◆ **Task statement**
Supply the number of lines below containing "Programmer", nothing else.

•••

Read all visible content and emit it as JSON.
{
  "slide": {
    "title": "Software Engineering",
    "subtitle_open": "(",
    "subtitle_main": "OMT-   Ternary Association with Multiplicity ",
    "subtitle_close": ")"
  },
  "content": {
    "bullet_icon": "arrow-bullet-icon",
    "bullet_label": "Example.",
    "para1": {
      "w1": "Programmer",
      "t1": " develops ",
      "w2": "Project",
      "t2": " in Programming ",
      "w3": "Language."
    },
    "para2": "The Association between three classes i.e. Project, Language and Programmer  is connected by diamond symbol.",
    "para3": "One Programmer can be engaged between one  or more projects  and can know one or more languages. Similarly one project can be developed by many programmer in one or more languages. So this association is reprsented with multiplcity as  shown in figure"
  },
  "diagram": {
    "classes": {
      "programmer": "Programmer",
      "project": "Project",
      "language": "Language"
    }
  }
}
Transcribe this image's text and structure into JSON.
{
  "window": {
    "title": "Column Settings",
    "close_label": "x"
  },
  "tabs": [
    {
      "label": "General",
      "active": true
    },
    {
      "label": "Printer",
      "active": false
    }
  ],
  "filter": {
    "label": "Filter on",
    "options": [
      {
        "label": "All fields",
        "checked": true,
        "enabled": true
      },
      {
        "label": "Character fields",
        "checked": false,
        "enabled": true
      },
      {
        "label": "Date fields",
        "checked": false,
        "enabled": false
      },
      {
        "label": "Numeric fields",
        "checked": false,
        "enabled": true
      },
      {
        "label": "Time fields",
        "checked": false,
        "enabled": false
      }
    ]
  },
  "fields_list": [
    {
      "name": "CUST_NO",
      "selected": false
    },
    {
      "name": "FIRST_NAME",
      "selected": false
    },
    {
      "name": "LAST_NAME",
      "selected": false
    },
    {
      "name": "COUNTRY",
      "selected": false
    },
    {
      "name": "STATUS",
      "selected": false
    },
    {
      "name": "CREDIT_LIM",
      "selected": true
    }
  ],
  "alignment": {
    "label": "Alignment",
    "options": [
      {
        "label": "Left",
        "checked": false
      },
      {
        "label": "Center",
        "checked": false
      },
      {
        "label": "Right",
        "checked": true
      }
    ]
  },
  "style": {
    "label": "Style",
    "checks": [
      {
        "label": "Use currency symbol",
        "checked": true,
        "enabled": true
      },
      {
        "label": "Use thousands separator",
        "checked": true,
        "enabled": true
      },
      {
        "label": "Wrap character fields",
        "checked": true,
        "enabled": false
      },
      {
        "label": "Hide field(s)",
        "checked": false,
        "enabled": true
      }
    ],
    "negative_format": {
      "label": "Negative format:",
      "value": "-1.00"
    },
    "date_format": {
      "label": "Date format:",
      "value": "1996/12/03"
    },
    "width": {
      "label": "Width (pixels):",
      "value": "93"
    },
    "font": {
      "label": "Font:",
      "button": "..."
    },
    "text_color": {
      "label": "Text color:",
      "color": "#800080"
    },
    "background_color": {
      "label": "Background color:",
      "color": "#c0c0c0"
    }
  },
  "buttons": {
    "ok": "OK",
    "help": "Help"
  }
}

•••

◆ **Answer for the task**
4